Like HowStuffWorks on Facebook!

How Nonemployee Compensation Works

        Money | Taxes

Understanding Your 1099

If you've been designated as an independent contractor, you will receive a Form 1099-MISC sometime after the end of the year [source: IRS]. The form technically is designed to track what the feds call "miscellaneous income." For contractors, however, it's similar to a W-2 in that it shows how much you've made over the year, a figure that's then used to determine your tax responsibility.

Any business or organization that pays an independent contractor at least $600 over the course of a year is required to issue the worker a 1099-MISC. Lest you think the tax authorities might not notice a payment here or there, keep in mind that the business also has to issue a copy of the 1099 to the IRS. The IRS can use that info to make sure that you've reported all of your income at the end of the year. Failure to report can result in fines or -- in extreme cases -- jail time.

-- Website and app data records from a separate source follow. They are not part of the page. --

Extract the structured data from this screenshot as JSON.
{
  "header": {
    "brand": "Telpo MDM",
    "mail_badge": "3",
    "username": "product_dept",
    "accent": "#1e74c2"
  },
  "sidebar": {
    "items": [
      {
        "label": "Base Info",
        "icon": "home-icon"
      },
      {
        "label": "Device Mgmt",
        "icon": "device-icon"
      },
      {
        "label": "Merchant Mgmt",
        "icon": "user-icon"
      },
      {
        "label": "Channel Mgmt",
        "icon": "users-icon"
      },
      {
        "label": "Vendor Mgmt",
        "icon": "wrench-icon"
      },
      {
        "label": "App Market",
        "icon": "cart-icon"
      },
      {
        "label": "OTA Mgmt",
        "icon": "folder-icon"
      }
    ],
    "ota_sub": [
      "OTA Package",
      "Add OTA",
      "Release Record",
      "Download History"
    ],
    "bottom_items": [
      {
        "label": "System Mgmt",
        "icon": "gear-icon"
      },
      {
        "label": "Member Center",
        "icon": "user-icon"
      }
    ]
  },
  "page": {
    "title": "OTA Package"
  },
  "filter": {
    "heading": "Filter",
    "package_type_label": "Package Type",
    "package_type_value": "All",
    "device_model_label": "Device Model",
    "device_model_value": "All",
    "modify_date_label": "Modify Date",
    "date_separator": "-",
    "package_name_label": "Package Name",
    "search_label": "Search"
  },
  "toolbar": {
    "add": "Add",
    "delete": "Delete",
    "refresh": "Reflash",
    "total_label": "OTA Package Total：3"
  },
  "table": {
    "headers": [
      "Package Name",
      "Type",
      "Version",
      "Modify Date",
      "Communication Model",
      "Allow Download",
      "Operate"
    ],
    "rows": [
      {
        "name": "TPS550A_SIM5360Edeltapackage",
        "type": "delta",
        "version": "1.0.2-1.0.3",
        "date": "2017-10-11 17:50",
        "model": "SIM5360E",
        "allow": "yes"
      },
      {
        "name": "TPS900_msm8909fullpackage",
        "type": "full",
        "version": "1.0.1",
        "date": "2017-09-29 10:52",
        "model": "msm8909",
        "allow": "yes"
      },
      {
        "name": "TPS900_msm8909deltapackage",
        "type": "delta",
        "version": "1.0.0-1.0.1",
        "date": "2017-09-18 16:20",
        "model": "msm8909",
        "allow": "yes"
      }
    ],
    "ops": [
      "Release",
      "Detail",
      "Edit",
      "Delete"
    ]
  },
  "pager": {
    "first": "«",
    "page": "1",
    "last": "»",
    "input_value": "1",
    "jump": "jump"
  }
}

The 1099-MISC is designed to capture income from a variety of sources, which means that it includes a number of different boxes that may or may not be applicable to certain tax filers. Independent contractors like freelance workers are likely to find their pay is listed in Box 7, under "Nonemployee Compensation" [source: IRS]. Other boxes list income from sources like rent, royalties, professional fishing activities, sales of consumer goods and crop insurance proceeds. Yes, that money is likely to be taxed too.